In this blog we explore four common consequences of serving bad bots on digital publishing platforms.
Scraping and content theft
Scraper bots are designed to continuously harvest your website for new content and updates. This could be for two major reasons:
- Cybercriminals looking to duplicate your content on another website
- Competitors looking to monitor your activity and use it to their advantage
Both can have a negative impact on your brand, revenue, and digital rankings.
Content theft can be particularly damaging in multiple ways. Firstly, if your content is stolen and published on another site, major search engines are likely to flag both pieces of content as duplicate content and your site is likely to face the consequences. SEO rankings may be negatively impacted, and you could see a significant decrease in traffic from genuine customers.
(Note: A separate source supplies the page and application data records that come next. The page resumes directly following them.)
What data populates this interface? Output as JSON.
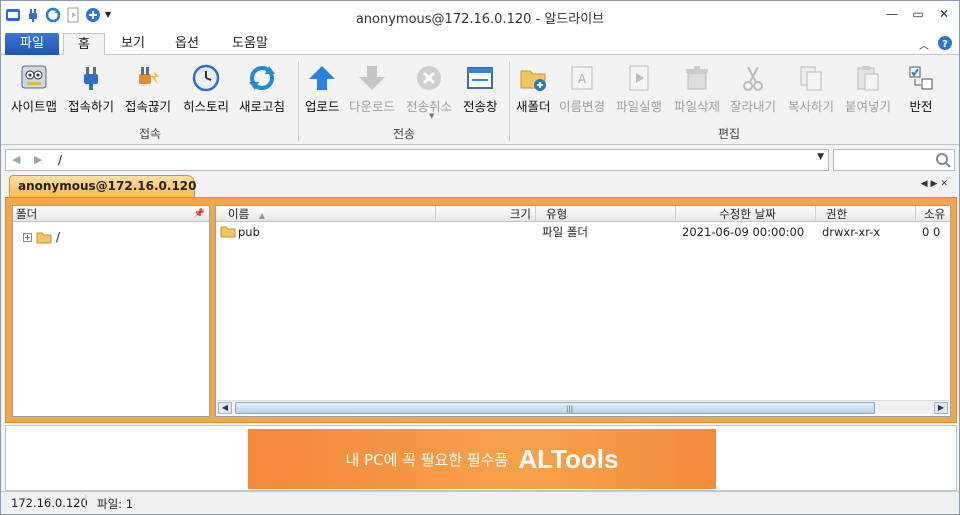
{
  "window": {
    "title": "anonymous@172.16.0.120 - 알드라이브"
  },
  "ribbon_tabs": {
    "file": "파일",
    "home": "홈",
    "view": "보기",
    "options": "옵션",
    "help": "도움말"
  },
  "groups": {
    "connect": {
      "label": "접속",
      "buttons": [
        "사이트맵",
        "접속하기",
        "접속끊기",
        "히스토리",
        "새로고침"
      ]
    },
    "transfer": {
      "label": "전송",
      "buttons": [
        "업로드",
        "다운로드",
        "전송취소",
        "전송창"
      ]
    },
    "edit": {
      "label": "편집",
      "buttons": [
        "새폴더",
        "이름변경",
        "파일실행",
        "파일삭제",
        "잘라내기",
        "복사하기",
        "붙여넣기",
        "반전"
      ]
    }
  },
  "address": {
    "path": "/"
  },
  "session_tab": "anonymous@172.16.0.120",
  "folder_pane": {
    "header": "폴더",
    "root": "/"
  },
  "file_list": {
    "columns": [
      "이름",
      "크기",
      "유형",
      "수정한 날짜",
      "권한",
      "소유"
    ],
    "rows": [
      {
        "name": "pub",
        "size": "",
        "type": "파일 폴더",
        "modified": "2021-06-09 00:00:00",
        "perm": "drwxr-xr-x",
        "owner": "0 0"
      }
    ]
  },
  "ad": {
    "text": "내 PC에 꼭 필요한 필수품",
    "brand": "ALTools"
  },
  "status": {
    "host": "172.16.0.120",
    "files": "파일: 1"
  },
  "colors": {
    "accent": "#1d55b5",
    "tab_orange": "#f6b94f",
    "frame_orange": "#f3a64a",
    "banner": "#f7a24b"
  }
}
Additionally, taking legal action against the site that plagiarised your work would incur additional financial costs – with no guarantee that this will stop you from being plagiarised again.
Displaying advertisements on digital publishing platforms is a major form of revenue for these companies. For this reason, you would naturally conclude that more clicks, including those coming from bots, is better for your company.
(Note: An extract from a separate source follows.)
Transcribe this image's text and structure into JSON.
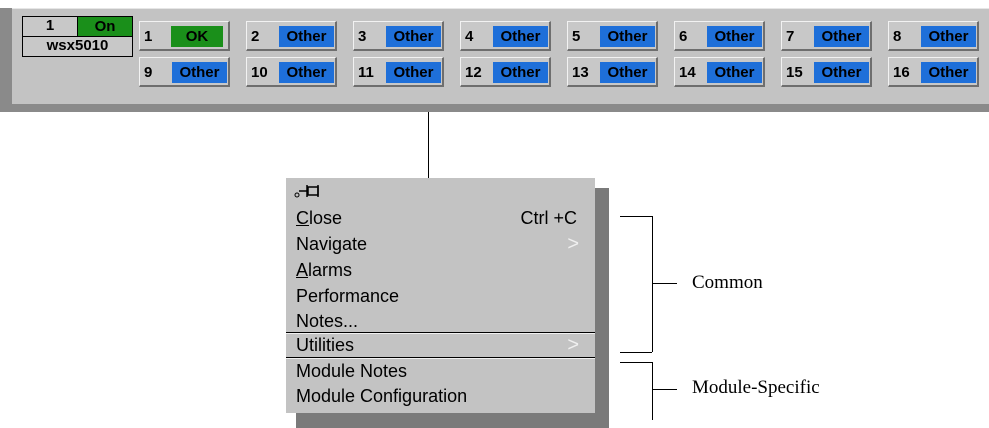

However, this is not always the case. If the advertisers become aware that the ads displayed on your site are being served to bots rather than genuine customers, they are likely to move their business elsewhere. They will move where their ads are more likely to be displayed to their target audience, and in turn generate more revenue. This will have a clear impact on your revenue due to loss of customers. Plus, ad and click fraud are likely to have a negative impact on your brand’s reputation, leaving your business with hefty PR repercussions.
Finally, if a cybercriminal’s bot clicks on a Google advert, then immediately abandons the target page, this indicates to Google that the advert or link is poor quality and may affect quality score (making ads more expensive to generate clicks).
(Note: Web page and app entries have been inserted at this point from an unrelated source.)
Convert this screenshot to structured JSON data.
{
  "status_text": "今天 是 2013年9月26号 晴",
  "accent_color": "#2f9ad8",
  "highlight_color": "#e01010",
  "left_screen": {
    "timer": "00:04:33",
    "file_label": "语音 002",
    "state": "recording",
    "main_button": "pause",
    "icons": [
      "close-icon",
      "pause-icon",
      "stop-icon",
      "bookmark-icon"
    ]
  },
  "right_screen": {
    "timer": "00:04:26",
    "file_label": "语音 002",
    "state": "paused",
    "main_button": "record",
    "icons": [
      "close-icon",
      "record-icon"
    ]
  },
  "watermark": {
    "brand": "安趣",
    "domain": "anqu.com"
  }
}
Website performance and usability
Serving requests to bots can slow down or even crash your website – pushing up infrastructure costs for no commercial benefit. Furthermore, studies have shown that the average customer will not wait more than two to three seconds for a page to load. If you are experiencing slow page loading times, you might also notice a drop in genuine human traffic to your website.
Skewed web analytics
Bot traffic can also skew your web analytics by artificially boosting visitor levels to certain areas of the site. If you use tools like Google Analytics or KISSmetrics to gauge which topics are resonating with your audience, these insights may be inaccurate and steer you in the wrong direction creatively if influenced by bot traffic.
Although bots on digital publishing platforms may seem harmless or not damaging enough to address, they can in fact have a negative impact on your brand, revenue, and search engine rankings. For this reason, it is vital that digital publishers invest in a bot management solution to not only tackle the aforementioned issues, but to also protect against potential cybersecurity threats.
To find out how much bots could be costing your publishing platform, visit Netacea’s new bot calculator today.